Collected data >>
********************

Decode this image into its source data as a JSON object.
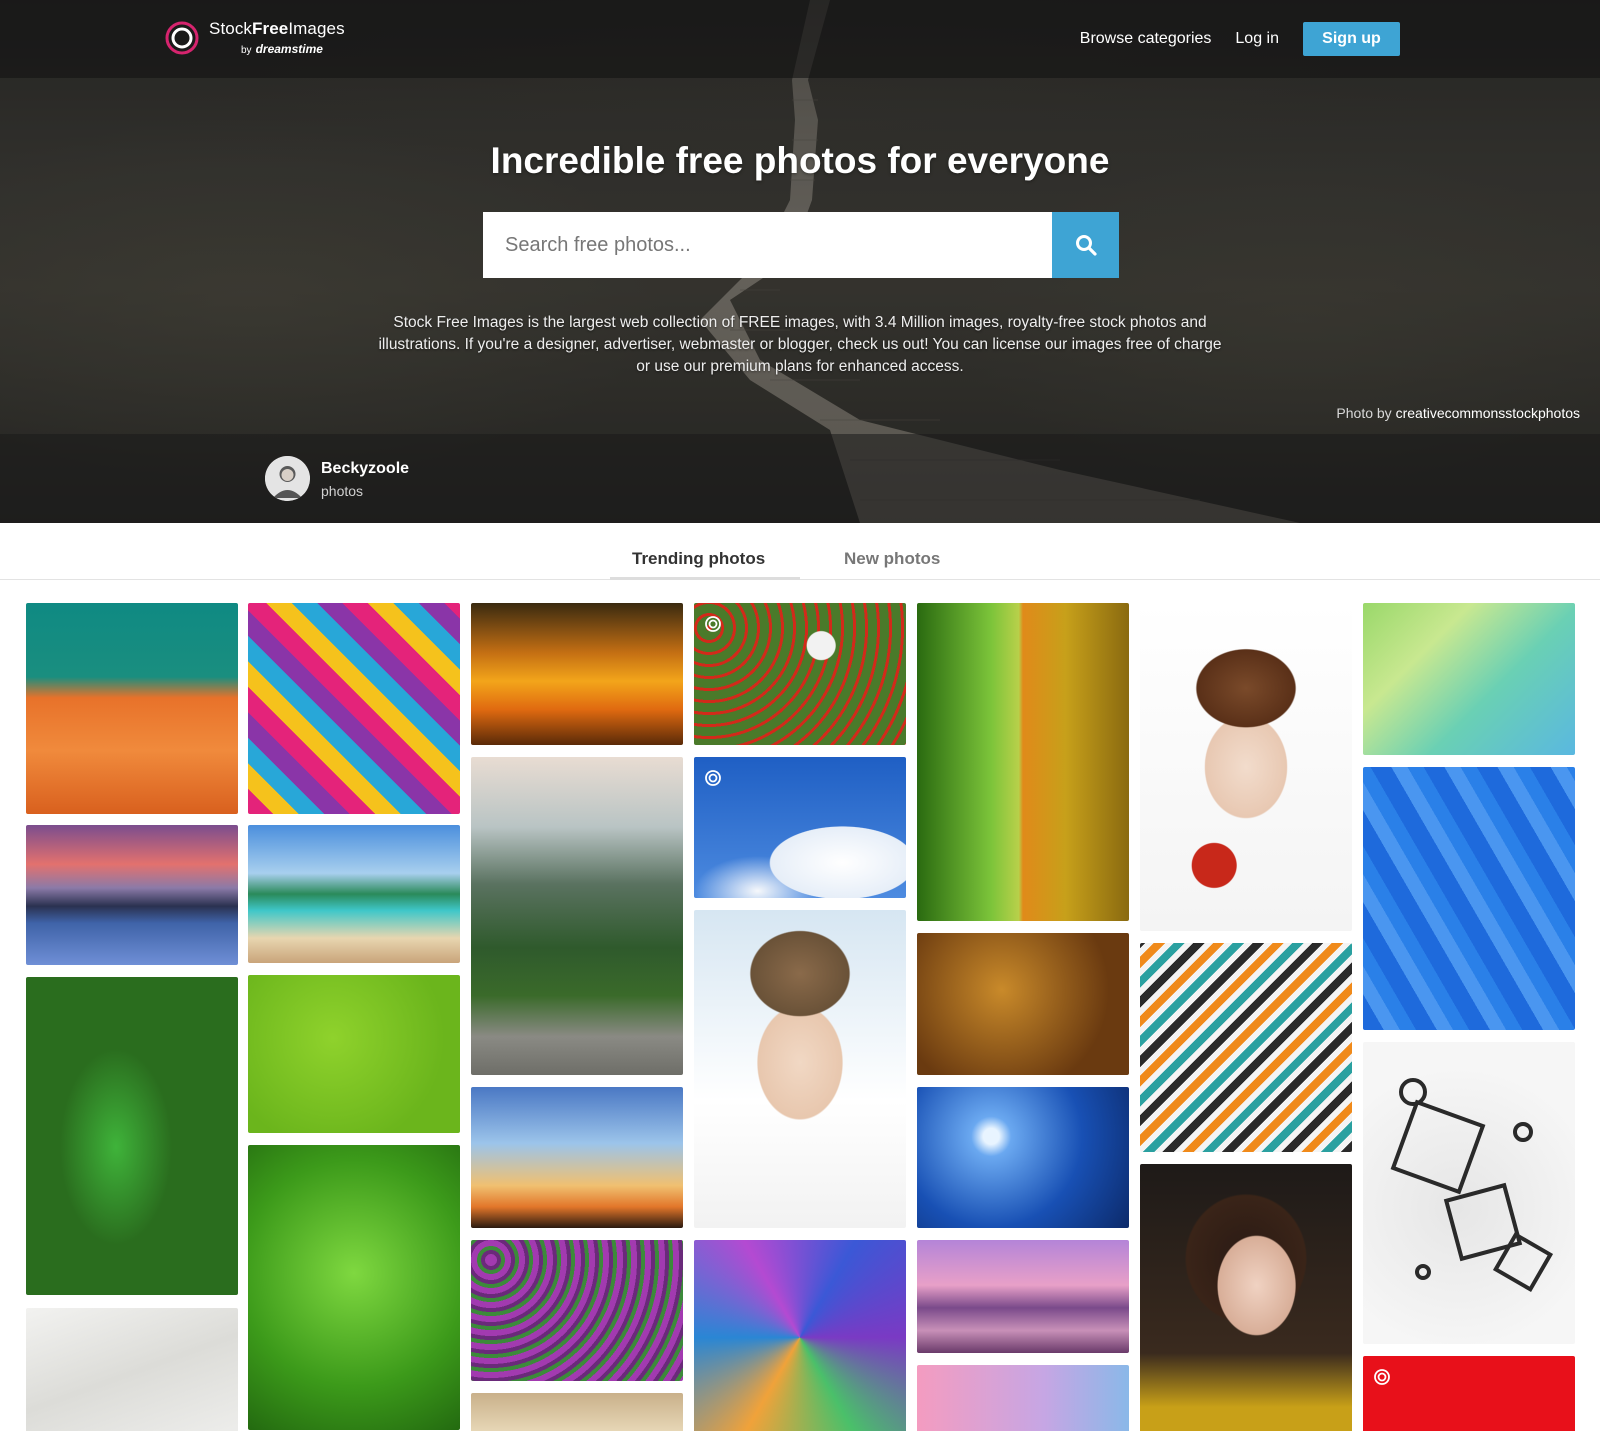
{
  "header": {
    "logo_name_plain": "Stock",
    "logo_name_bold": "Free",
    "logo_name_end": "Images",
    "logo_by": "by",
    "logo_brand": "dreamstime",
    "nav": {
      "browse": "Browse categories",
      "login": "Log in",
      "signup": "Sign up"
    }
  },
  "hero": {
    "headline": "Incredible free photos for everyone",
    "search_placeholder": "Search free photos...",
    "intro": "Stock Free Images is the largest web collection of FREE images, with 3.4 Million images, royalty-free stock photos and illustrations. If you're a designer, advertiser, webmaster or blogger, check us out! You can license our images free of charge or use our premium plans for enhanced access.",
    "credit_prefix": "Photo by",
    "credit_author": "creativecommonsstockphotos"
  },
  "author": {
    "name": "Beckyzoole",
    "sub": "photos"
  },
  "tabs": {
    "trending": "Trending photos",
    "new": "New photos"
  },
  "colors": {
    "accent": "#3ea4d4",
    "logo_ring": "#d6246e"
  },
  "icons": {
    "search": "search-icon",
    "logo": "logo-icon",
    "avatar": "user-avatar",
    "badge": "spiral-badge-icon"
  }
}
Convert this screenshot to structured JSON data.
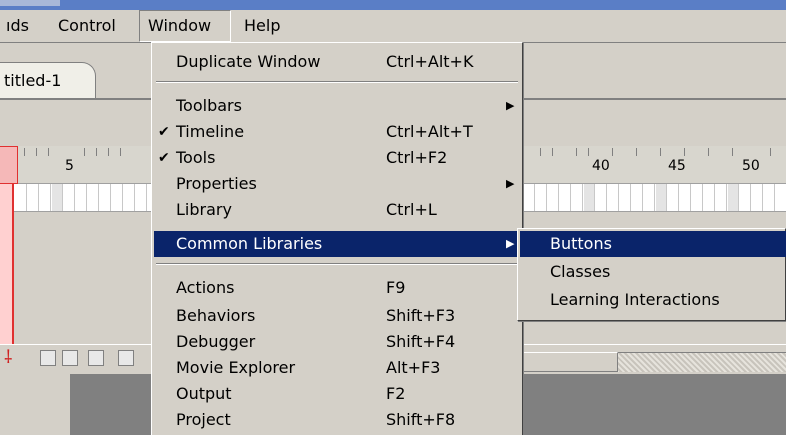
{
  "menubar": {
    "items": [
      {
        "label": "ıds"
      },
      {
        "label": "Control"
      },
      {
        "label": "Window"
      },
      {
        "label": "Help"
      }
    ]
  },
  "document": {
    "tab_label": "titled-1"
  },
  "timeline": {
    "ruler_labels": [
      "5",
      "40",
      "45",
      "50"
    ]
  },
  "window_menu": {
    "items": [
      {
        "label": "Duplicate Window",
        "shortcut": "Ctrl+Alt+K"
      },
      {
        "label": "Toolbars",
        "shortcut": ""
      },
      {
        "label": "Timeline",
        "shortcut": "Ctrl+Alt+T"
      },
      {
        "label": "Tools",
        "shortcut": "Ctrl+F2"
      },
      {
        "label": "Properties",
        "shortcut": ""
      },
      {
        "label": "Library",
        "shortcut": "Ctrl+L"
      },
      {
        "label": "Common Libraries",
        "shortcut": ""
      },
      {
        "label": "Actions",
        "shortcut": "F9"
      },
      {
        "label": "Behaviors",
        "shortcut": "Shift+F3"
      },
      {
        "label": "Debugger",
        "shortcut": "Shift+F4"
      },
      {
        "label": "Movie Explorer",
        "shortcut": "Alt+F3"
      },
      {
        "label": "Output",
        "shortcut": "F2"
      },
      {
        "label": "Project",
        "shortcut": "Shift+F8"
      }
    ]
  },
  "common_libraries_submenu": {
    "items": [
      {
        "label": "Buttons"
      },
      {
        "label": "Classes"
      },
      {
        "label": "Learning Interactions"
      }
    ]
  },
  "colors": {
    "menu_highlight": "#0a246a",
    "chrome": "#d4d0c8",
    "playhead": "#e03030"
  }
}
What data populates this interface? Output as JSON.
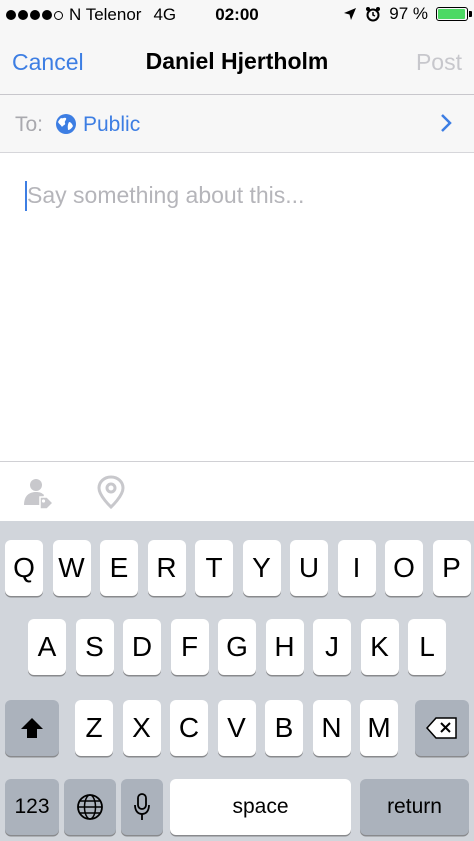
{
  "status_bar": {
    "carrier": "N Telenor",
    "network": "4G",
    "time": "02:00",
    "battery_text": "97 %",
    "battery_level": 0.97,
    "signal_bars": 4,
    "battery_color": "#4cd964"
  },
  "nav": {
    "cancel_label": "Cancel",
    "title": "Daniel Hjertholm",
    "post_label": "Post"
  },
  "audience": {
    "label": "To:",
    "value": "Public",
    "icon": "globe-icon"
  },
  "compose": {
    "placeholder": "Say something about this..."
  },
  "attachments": {
    "tag_icon": "tag-people-icon",
    "location_icon": "location-pin-icon"
  },
  "keyboard": {
    "row1": [
      "Q",
      "W",
      "E",
      "R",
      "T",
      "Y",
      "U",
      "I",
      "O",
      "P"
    ],
    "row2": [
      "A",
      "S",
      "D",
      "F",
      "G",
      "H",
      "J",
      "K",
      "L"
    ],
    "row3": [
      "Z",
      "X",
      "C",
      "V",
      "B",
      "N",
      "M"
    ],
    "numbers_label": "123",
    "space_label": "space",
    "return_label": "return"
  },
  "colors": {
    "accent": "#3d7ee3",
    "disabled": "#c7c7cc",
    "keyboard_bg": "#d1d5db",
    "special_key": "#abb2bc"
  }
}
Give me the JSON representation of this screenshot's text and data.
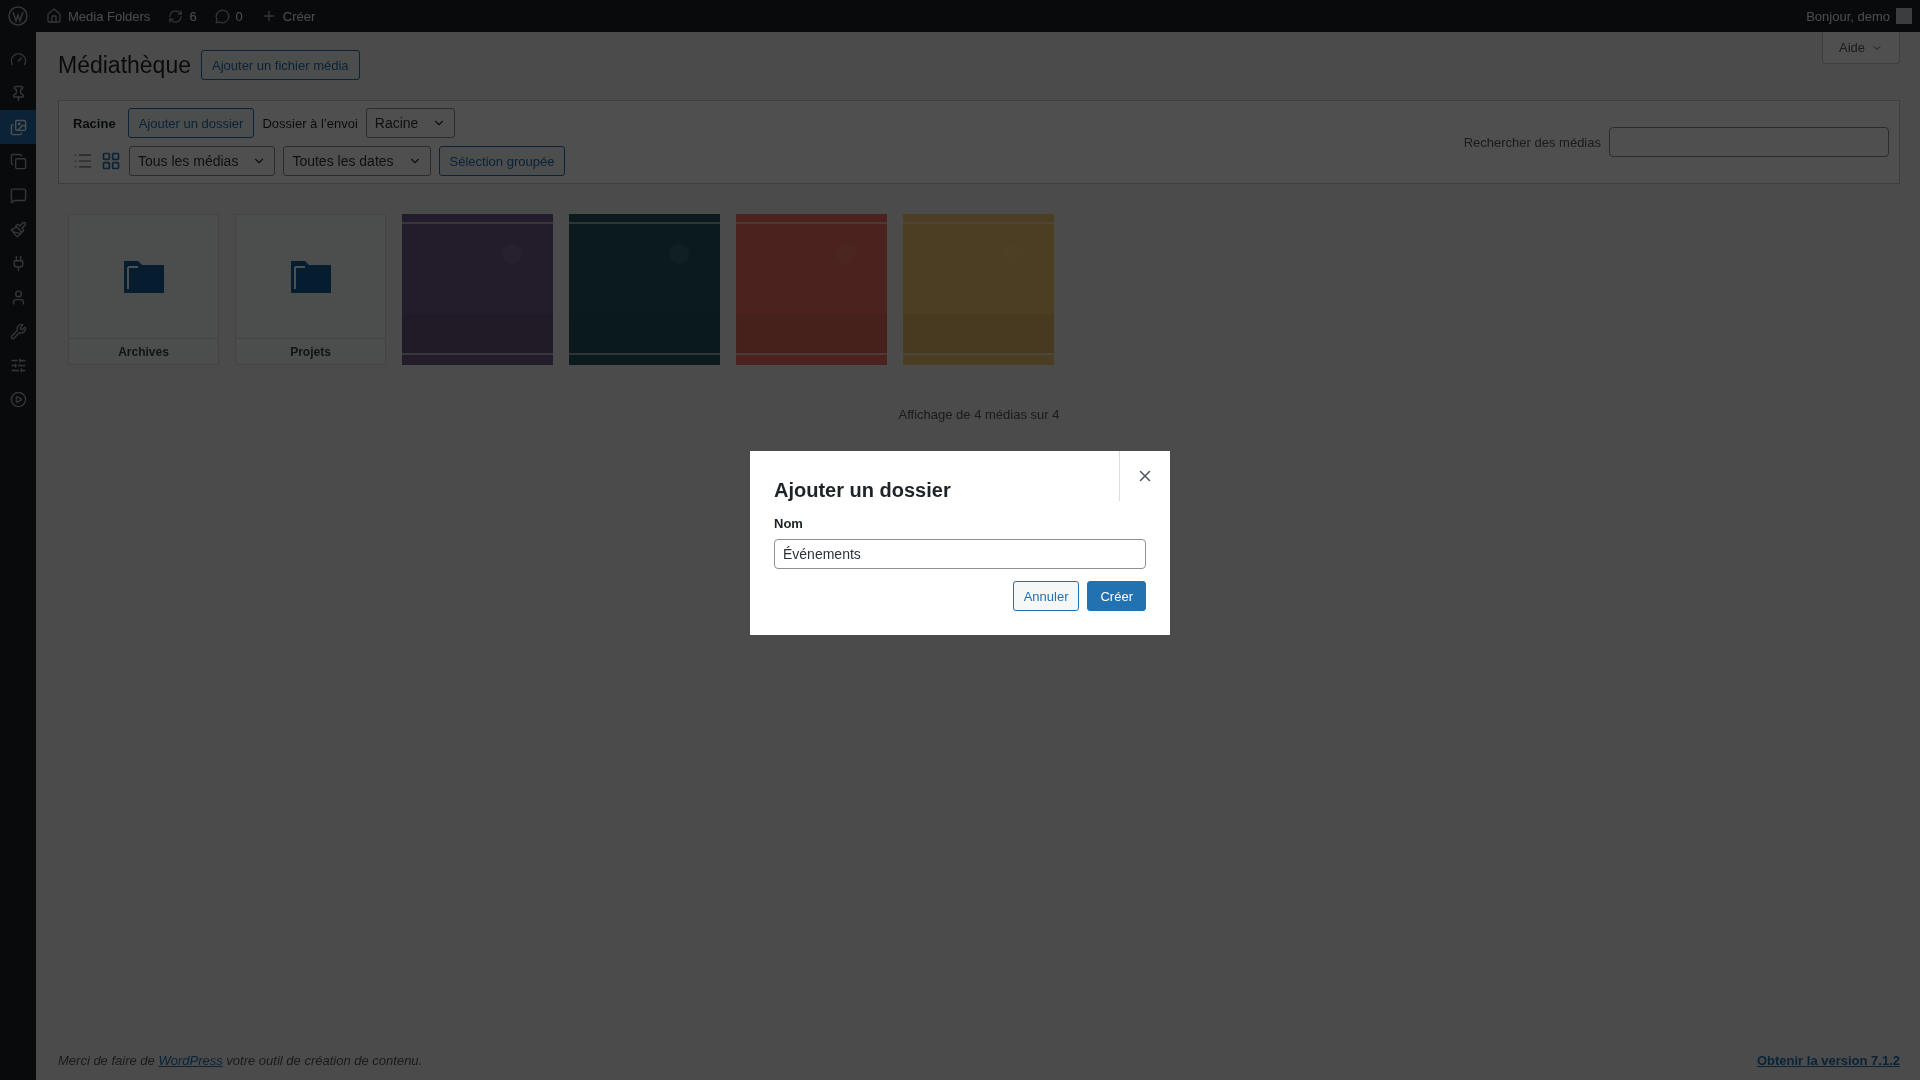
{
  "admin_bar": {
    "site": "Media Folders",
    "updates": "6",
    "comments": "0",
    "new": "Créer",
    "greeting": "Bonjour, demo"
  },
  "sidebar": {
    "items": [
      {
        "selected": false
      },
      {
        "selected": false
      },
      {
        "selected": true
      },
      {
        "selected": false
      },
      {
        "selected": false
      },
      {
        "selected": false
      },
      {
        "selected": false
      },
      {
        "selected": false
      },
      {
        "selected": false
      },
      {
        "selected": false
      },
      {
        "selected": false
      }
    ]
  },
  "help_button": "Aide",
  "page": {
    "title": "Médiathèque",
    "add_button": "Ajouter un fichier média"
  },
  "toolbar": {
    "folder_label": "Racine",
    "add_folder_button": "Ajouter un dossier",
    "upload_folder_label": "Dossier à l’envoi",
    "upload_folder_select": "Racine",
    "view_modes": [
      {
        "selected": false
      },
      {
        "selected": true
      }
    ],
    "type_filter": "Tous les médias",
    "date_filter": "Toutes les dates",
    "bulk_button": "Sélection groupée",
    "search_label": "Rechercher des médias"
  },
  "items": [
    {
      "kind": "folder",
      "name": "Archives"
    },
    {
      "kind": "folder",
      "name": "Projets"
    },
    {
      "kind": "picture"
    },
    {
      "kind": "picture"
    },
    {
      "kind": "picture"
    },
    {
      "kind": "picture"
    }
  ],
  "count": "Affichage de 4 médias sur 4",
  "dialog": {
    "title": "Ajouter un dossier",
    "field_label": "Nom",
    "field_value": "Événements",
    "cancel": "Annuler",
    "confirm": "Créer"
  },
  "footer": {
    "before": "Merci de faire de ",
    "link": "WordPress",
    "after": " votre outil de création de contenu.",
    "version_link": "Obtenir la version 7.1.2"
  }
}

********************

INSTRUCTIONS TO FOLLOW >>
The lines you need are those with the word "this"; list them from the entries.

TASK ANSWER >>
Decode this image into its source data as a JSON object.
Convert this screenshot to structured JSON data.
What data populates this interface? Output as JSON.
    "placeholder": "Say something about this..."
Give me the JSON representation of this screenshot's text and data.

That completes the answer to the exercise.